DECREASING FERTILIZER USE BY OPTIMIZING PLANT-MICROBE INTERACTIONS FOR SUSTAINABLE SUPPLY OF NITROGEN AND PHOSPHOROUS FOR BIOENERGY CROPS
Rattanah Mahal1, Marcus Schicklberger2.
1University of California, Berkeley, Berkeley, CA, 2Lawrence Berkley National Laboratory, Berkeley, CA.
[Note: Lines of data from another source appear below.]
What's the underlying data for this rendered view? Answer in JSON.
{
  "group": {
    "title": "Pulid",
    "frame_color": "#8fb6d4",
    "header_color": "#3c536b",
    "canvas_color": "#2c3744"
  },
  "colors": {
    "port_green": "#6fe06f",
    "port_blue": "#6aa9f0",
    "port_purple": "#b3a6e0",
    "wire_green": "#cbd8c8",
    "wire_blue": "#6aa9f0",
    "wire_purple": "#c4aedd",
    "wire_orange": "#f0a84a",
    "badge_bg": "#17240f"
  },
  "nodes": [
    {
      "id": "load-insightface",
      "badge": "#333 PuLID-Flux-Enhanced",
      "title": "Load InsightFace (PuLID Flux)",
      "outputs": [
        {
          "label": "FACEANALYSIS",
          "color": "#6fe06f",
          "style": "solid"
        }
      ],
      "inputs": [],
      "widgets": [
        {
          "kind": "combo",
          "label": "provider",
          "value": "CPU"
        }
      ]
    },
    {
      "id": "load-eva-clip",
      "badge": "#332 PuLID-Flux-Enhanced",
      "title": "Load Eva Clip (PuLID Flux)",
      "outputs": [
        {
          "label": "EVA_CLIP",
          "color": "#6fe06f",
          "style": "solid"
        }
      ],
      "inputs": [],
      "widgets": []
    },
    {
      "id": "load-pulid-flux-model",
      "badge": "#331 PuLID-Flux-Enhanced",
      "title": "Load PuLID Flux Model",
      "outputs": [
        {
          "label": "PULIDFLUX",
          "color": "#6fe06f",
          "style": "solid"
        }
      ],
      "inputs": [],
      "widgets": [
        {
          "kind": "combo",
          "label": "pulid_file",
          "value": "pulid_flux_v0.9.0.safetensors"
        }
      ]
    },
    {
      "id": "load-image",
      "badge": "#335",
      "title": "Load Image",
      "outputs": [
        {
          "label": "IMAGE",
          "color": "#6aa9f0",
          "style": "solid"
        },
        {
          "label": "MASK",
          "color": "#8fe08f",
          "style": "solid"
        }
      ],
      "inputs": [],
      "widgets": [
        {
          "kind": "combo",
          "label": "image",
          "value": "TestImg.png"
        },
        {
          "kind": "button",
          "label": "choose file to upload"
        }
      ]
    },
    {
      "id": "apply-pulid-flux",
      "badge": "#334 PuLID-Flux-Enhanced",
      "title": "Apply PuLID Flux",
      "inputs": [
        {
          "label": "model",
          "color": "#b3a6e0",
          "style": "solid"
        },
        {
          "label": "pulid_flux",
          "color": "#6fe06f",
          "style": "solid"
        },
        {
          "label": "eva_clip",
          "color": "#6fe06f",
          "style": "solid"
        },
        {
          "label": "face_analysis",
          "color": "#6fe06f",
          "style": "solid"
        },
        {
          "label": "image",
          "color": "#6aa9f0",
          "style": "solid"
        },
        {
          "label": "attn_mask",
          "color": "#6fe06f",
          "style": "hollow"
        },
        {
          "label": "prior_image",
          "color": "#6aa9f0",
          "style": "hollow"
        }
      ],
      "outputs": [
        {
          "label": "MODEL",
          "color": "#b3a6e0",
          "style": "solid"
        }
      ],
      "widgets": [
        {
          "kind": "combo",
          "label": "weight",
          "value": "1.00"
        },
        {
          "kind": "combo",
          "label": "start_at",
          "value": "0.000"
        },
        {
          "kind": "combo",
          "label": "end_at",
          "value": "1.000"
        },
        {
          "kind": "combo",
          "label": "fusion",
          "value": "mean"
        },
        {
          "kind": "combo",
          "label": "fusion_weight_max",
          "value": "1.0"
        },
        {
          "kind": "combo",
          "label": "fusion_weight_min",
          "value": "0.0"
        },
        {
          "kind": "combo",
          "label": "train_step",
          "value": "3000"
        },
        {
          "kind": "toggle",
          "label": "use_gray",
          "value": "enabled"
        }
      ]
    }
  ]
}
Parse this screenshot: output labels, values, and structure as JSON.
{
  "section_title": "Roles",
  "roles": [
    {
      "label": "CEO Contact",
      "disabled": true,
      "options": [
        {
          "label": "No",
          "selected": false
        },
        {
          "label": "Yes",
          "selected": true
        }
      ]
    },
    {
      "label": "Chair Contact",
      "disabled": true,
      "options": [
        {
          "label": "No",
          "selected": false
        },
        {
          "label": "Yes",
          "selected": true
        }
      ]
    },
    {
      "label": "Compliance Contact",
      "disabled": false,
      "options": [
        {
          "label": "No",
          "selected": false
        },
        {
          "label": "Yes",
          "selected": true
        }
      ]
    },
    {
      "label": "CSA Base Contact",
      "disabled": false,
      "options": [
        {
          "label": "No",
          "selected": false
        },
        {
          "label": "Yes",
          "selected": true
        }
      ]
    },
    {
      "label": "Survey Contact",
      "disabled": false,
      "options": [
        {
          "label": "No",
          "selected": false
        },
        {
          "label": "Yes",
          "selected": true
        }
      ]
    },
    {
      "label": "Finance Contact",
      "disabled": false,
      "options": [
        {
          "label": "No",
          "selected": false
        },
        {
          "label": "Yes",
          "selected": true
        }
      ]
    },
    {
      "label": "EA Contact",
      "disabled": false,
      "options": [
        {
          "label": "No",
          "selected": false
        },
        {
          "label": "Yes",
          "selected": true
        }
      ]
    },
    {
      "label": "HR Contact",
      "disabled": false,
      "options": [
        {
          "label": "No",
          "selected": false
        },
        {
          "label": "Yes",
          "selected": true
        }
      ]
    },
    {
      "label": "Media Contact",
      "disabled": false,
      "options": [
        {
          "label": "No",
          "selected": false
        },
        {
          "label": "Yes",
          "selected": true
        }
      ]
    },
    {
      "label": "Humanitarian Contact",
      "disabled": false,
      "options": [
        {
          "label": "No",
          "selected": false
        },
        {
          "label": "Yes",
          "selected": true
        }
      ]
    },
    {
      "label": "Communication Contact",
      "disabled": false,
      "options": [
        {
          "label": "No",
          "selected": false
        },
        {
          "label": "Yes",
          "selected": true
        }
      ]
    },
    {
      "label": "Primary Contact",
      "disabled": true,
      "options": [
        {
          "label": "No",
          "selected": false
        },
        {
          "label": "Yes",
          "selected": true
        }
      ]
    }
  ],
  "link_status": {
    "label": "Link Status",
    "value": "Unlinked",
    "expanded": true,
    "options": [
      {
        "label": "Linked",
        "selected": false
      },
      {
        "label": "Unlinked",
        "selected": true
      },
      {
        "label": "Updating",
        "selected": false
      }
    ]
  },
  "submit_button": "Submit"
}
The elements nitrogen (N) and phosphorus (P) are essential elements for the growth and survival of plants. Yet plants are limited in their ability to fix elemental N from the atmosphere, as well as hydrolyze organic and inorganic phosphorous from insoluble compounds. To compensate for this shortcoming, plants form a mutualistic relationship with bacteria to obtain usable nitrogen and phosphate. Although the majority of plants that form nitrogen-fixing root nodules are in the legume family, new species of N2-fixing bacteria have been discovered in association with non-nodulating crops. The goal of this research lies in the identification of beneficial bacteria capable of fixing nitrogen and solubilizing phosphate. In this study, high-throughput isolation (HTI) was used to identify N-fixing and/or P-solubilizing bacteria from tobacco (Nicotiana tabacum). Overall, 5 different phylogenetic orders were identified: Enterobacteriales, Bacillales, Actinomycetales, Rhizobiales, and Sphingobacteriales. The strain Kosakonia Oryzae ola 51 from the order Enterobacteriales, in particular, was identified as a nitrogen fixer by amplifying the nifH gene; those results were then confirmed by acetylene reduction assay. Ultimately, the goal of this research is to decrease fertilizer dependency by engineering plants to attract diazotrophic bacteria.